Health officials say the response to the scheme giving them control over budgets has been "overwhelming".
Nearly 2,000 practices across the country have grouped themselves into more than 50 consortia, to test the policy.
The British Medical Association says the figure is not surprising, as GPs know they will have to get involved.
Under the plans, hundreds of GP practice-led consortia will be set up across England to take charge of commissioning services for their patients. They will be handed up to 80% of the NHS budget.
Two tiers of health service management - Primary Health Trusts and Strategic Health Authorities - will be scrapped as part of a programme designed to cut bureaucracy and bring decision-making closer to patients.
Health unions and charities have expressed concerns over the pace and scale of the reforms.
Last month the chairman of the Royal College of GPs, Dr Clare Gerada, warned that they could erode trust between doctors and their patients, with GPs being seen as "the new rationers" of NHS care.
The British Medical Association questioned the value for money of the changes, and called for a "less disruptive" approach.
Health Secretary Andrew Lansley insists there is widespread support for GP practice-led commissioning in principle, but he has acknowledged that some see the timetable as too short. The changes are supposed to be in place by 2013.
In October he invited GPs interested in trialling the system to become part of a first wave of "pathfinders", to establish experience on how the system will work in practice.
A source at the Department of Health described the response as "overwhelming" - saying Mr Lansley had expected "a couple of dozen" consortia to come forward at this stage, covering about 10% of the population.
The government says the initial group will now include 52 consortia, including 1,860 practices that provide healthcare to 12.8m people across England.
Mr Lansley said this was just the start of a programme of transition.
"I am delighted by the response and the evident enthusiasm for taking these ideas forward.
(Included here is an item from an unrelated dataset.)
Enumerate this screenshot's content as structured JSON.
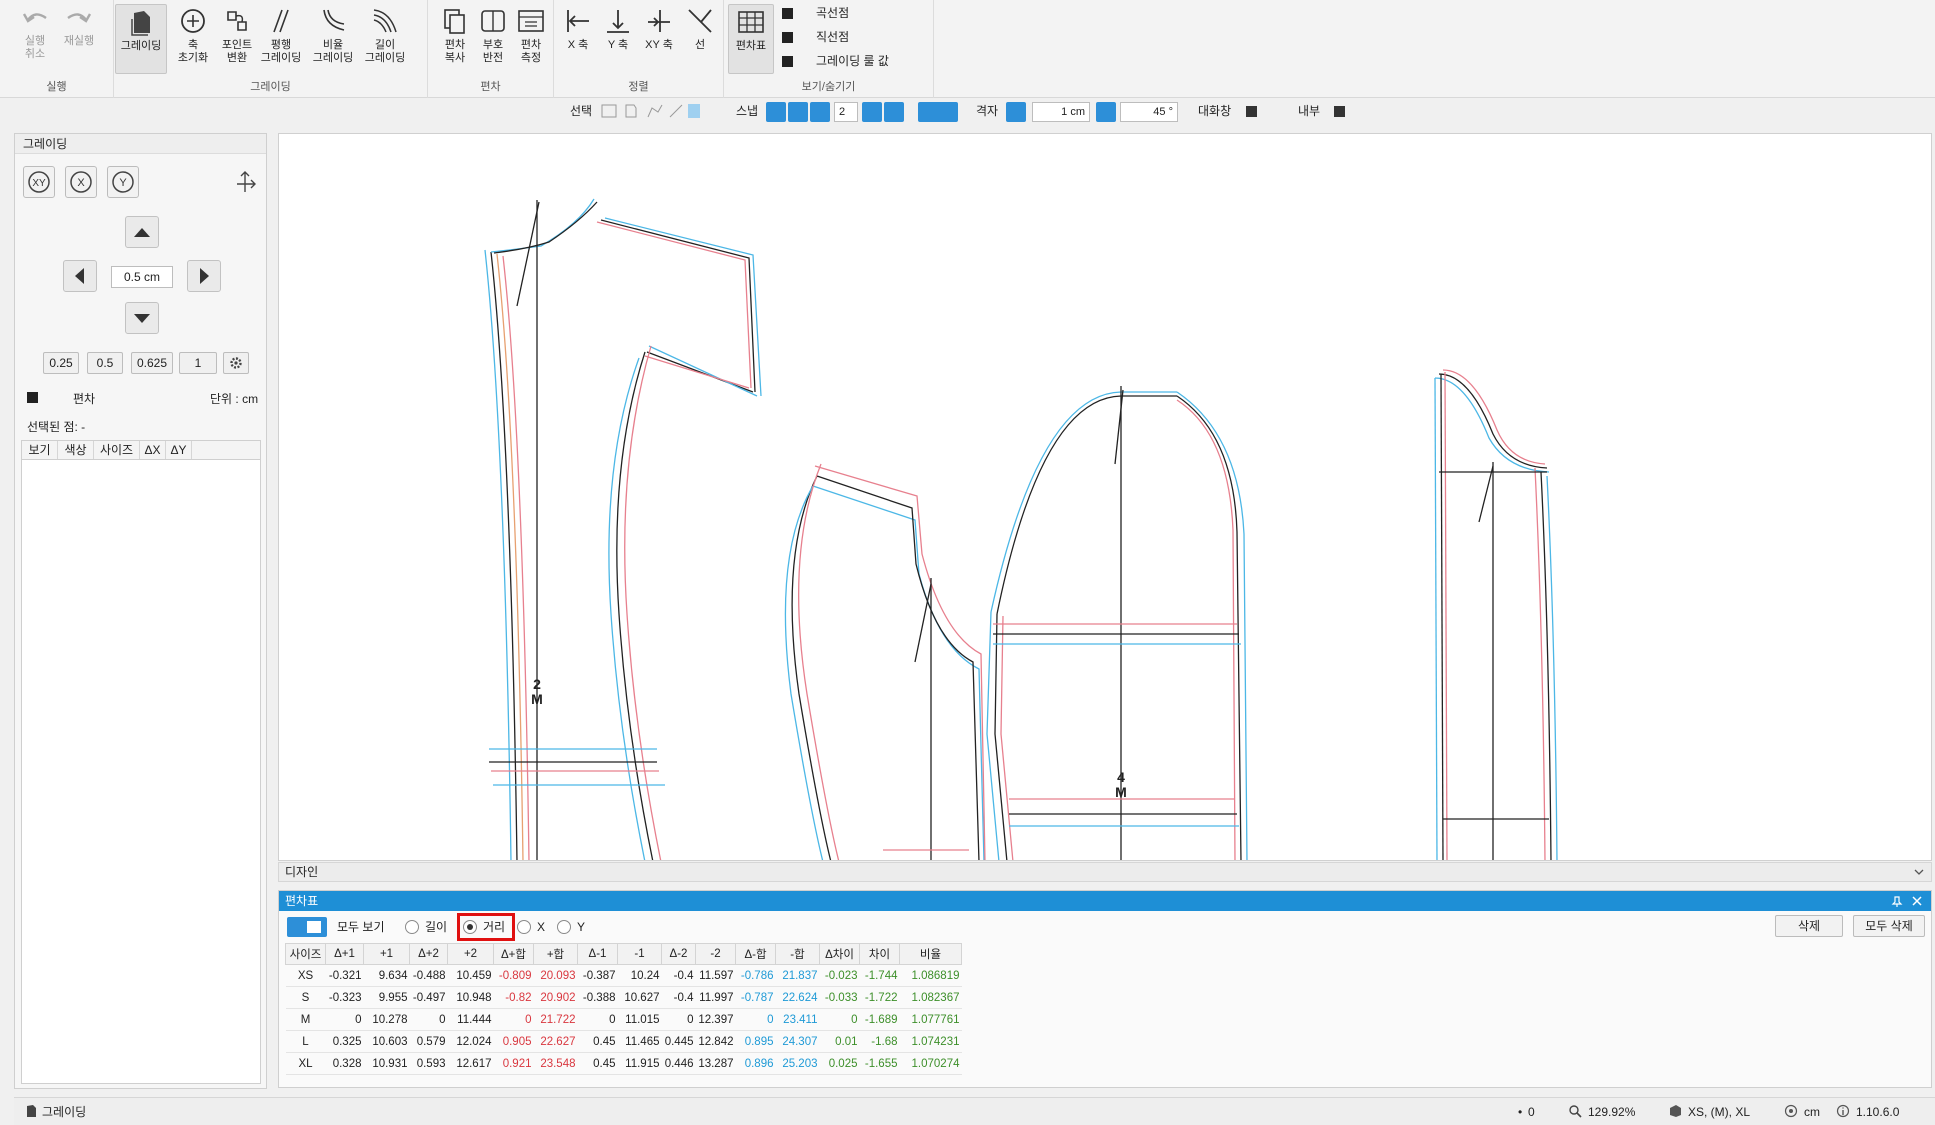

They have demonstrated an enthusiasm and excitement for change and shown that there are many GPs ready and willing to take on commissioning responsibilities, so they can make the decisions that better meet the needs of their local communities and improve outcomes for their patients."
Dr Clare Gerada from the Royal College of GPs agreed that the response was impressive.
"We have to ensure they learn rapidly," she said.
"We have to get on with finding savings in the health service and doing it while maintaining good patient care."
But Dr Richard Vautrey from the BMA's GP Committee said he was not surprised by the number coming forward.
"GPs have recognised that they will need to get involved in this programme," he said.
"They know that difficult savings decisions will need to be made in the coming year and want to be involved in making those together with the PCT."